When you node better, you do better, or that’s the idea: Dell EMC upscales all-flash PowerScale

Dell EMC has launched a faster all-flash PowerScale system with 65 per cent more NVMe capacity per node. It has added a general speed boost with an OS upgrade, and claims to have made PowerScale quicker in the Google cloud as well.

The scale-out filer PowerScale product line, previously branded Isilon, has all-flash, hybrid and archive nodes. Its OneFS operating system provides inline compression and deduplication. We understand it supports mixed system clusters of up to 252 nodes.

Dell EMC’s John Shirley, VP of Product Management, Unstructured Data Solutions, called the F900 a “workhorse” for “modern high performance data lakes.” He added that users could “add in new F900 nodes or replace old nodes with new PowerScale nodes.” These have “compatibility with existing Isilon clusters, thanks to the PowerScale OneFS operating system.”

The F900 uses a 24-slot, 2U chassis, which has a 368TB maximum raw capacity using 15.36TB SSDs. It is controlled by dual-socket Cascade Lake generation Xeon processors. It supports Nvidia’s GPUDirect server CPU-bypass IO technology to feed data faster to GPUs. 

F900 front showing the 24 drive bays behind the bezel

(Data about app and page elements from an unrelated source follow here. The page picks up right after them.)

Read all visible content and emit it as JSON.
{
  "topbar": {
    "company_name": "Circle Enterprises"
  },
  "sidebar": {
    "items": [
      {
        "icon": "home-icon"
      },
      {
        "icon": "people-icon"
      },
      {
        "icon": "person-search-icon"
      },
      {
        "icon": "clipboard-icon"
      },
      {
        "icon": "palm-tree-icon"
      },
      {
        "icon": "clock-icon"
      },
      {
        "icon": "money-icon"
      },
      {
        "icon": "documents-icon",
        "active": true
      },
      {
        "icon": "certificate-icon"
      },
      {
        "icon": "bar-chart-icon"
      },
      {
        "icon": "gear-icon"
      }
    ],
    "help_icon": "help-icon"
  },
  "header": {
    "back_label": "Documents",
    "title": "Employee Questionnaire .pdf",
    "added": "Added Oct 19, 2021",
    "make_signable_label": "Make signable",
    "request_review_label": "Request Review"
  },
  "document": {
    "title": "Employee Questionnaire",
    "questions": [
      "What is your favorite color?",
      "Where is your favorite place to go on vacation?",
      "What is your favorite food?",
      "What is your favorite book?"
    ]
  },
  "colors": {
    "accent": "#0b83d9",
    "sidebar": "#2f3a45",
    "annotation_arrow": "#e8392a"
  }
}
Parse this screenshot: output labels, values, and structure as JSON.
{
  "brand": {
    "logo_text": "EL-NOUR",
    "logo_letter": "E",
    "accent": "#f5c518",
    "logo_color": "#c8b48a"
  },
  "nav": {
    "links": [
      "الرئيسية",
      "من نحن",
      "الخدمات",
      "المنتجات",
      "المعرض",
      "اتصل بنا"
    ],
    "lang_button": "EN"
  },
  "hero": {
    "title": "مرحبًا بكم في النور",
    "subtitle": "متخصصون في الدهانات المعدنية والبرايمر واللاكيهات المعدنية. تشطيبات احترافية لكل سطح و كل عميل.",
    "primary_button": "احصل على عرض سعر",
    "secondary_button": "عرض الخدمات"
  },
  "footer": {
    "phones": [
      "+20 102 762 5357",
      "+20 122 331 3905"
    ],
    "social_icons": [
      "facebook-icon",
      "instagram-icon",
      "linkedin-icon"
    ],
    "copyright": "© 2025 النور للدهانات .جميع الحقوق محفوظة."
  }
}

The existing F800 and F810 have more capacity in their 4U chassis, at 924TB, than the F900. However, there are four nodes in the F800/810 chassis, meaning 231TB/node. That is why the F800 and F810 maximum raw cluster capacity is 58PB while the new F900 goes up to 93PB, 60 per cent more.

We tabulated the different F-series PowerScale systems, although there is missing performance information for some:

Dell competitor Qumulo has a P368T all-flash filer also using a 2U by 24-slot chassis, also with 368TB of raw capacity. It uses 2 x Intel Gold 6126 CPUs rated at 2.6GHz, with 12 cores. Potentially the F900’s Cascade Lake processors may be faster but your mileage may vary.


Dell EMC has also upgraded the PowerScale OneFS OS to v9.2, increasing performance for the F200 and F600 systems. Shirley claims it “speeds up PowerScale F200 (edge/entry nodes ) by 25 per cent and F600 (all-NVMe compact performance nodes) systems by 70 per cent for sequential reads.” Since we don’t know the starting numbers for these increases, we can’t speculate about what that means in deliverable performance terms. 

V9.2 OneFS has remote direct memory access (RDMA) support for applications. Shirley said users with network file systems (NFS) benefit from accelerated GPU-powered applications, significantly higher throughput performance and low latency communication, especially for single connection and read intensive workloads.

PowerScale for Google Cloud is now available with all-flash Tier 1 Agile configurations. Shirley said these deployment options “offer a lower entry point with reduced minimum capacities and shorter commitment terms.”

We will be interested to see how PowerScale systems using GPUDirect compare to DDN, Pavilion Data, VAST Data and WekaIO systems in throughput terms.